Task statement:
Within the listing, each line that has the string "true" should be copied.

Extracted material:
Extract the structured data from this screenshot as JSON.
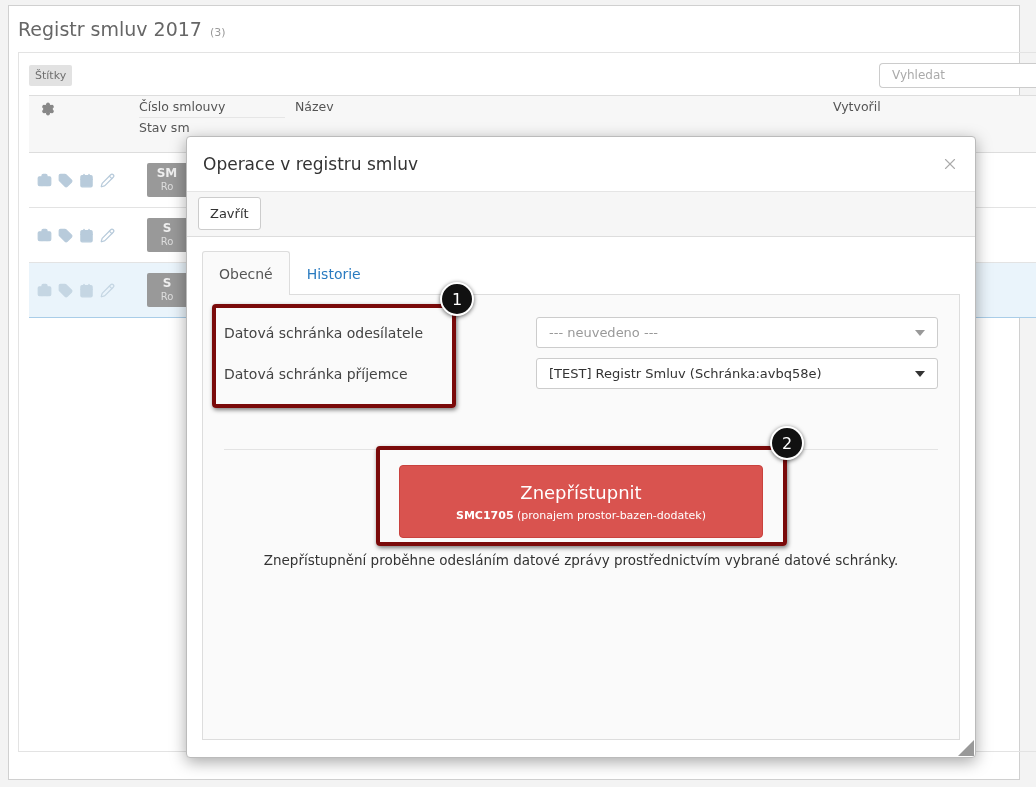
{
  "page": {
    "title": "Registr smluv 2017",
    "count": "(3)"
  },
  "toolbar": {
    "tags_button": {
      "label": "Štítky",
      "disabled": true
    },
    "search": {
      "placeholder": "Vyhledat"
    }
  },
  "table": {
    "columns": [
      {
        "label": "Číslo smlouvy",
        "sub": "Stav sm"
      },
      {
        "label": "Název"
      },
      {
        "label": "Vytvořil"
      }
    ],
    "rows": [
      {
        "number": "SM",
        "type": "Ro",
        "selected": false
      },
      {
        "number": "S",
        "type": "Ro",
        "selected": false
      },
      {
        "number": "S",
        "type": "Ro",
        "selected": true
      }
    ]
  },
  "dialog": {
    "title": "Operace v registru smluv",
    "toolbar_buttons": [
      "Zavřít"
    ],
    "tabs": [
      {
        "label": "Obecné",
        "selected": true
      },
      {
        "label": "Historie",
        "selected": false
      }
    ],
    "fields": [
      {
        "label": "Datová schránka odesílatele",
        "value": "--- neuvedeno ---",
        "disabled": true
      },
      {
        "label": "Datová schránka příjemce",
        "value": "[TEST] Registr Smluv (Schránka:avbq58e)",
        "disabled": false
      }
    ],
    "action": {
      "label": "Znepřístupnit",
      "detail": "**SMC1705** (pronajem prostor-bazen-dodatek)"
    },
    "note": "Znepřístupnění proběhne odesláním datové zprávy prostřednictvím vybrané datové schránky.",
    "callouts": [
      {
        "number": "1"
      },
      {
        "number": "2"
      }
    ]
  }
}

Response to this exercise:
      "disabled": true
        "selected": true
        "selected": true
        "disabled": true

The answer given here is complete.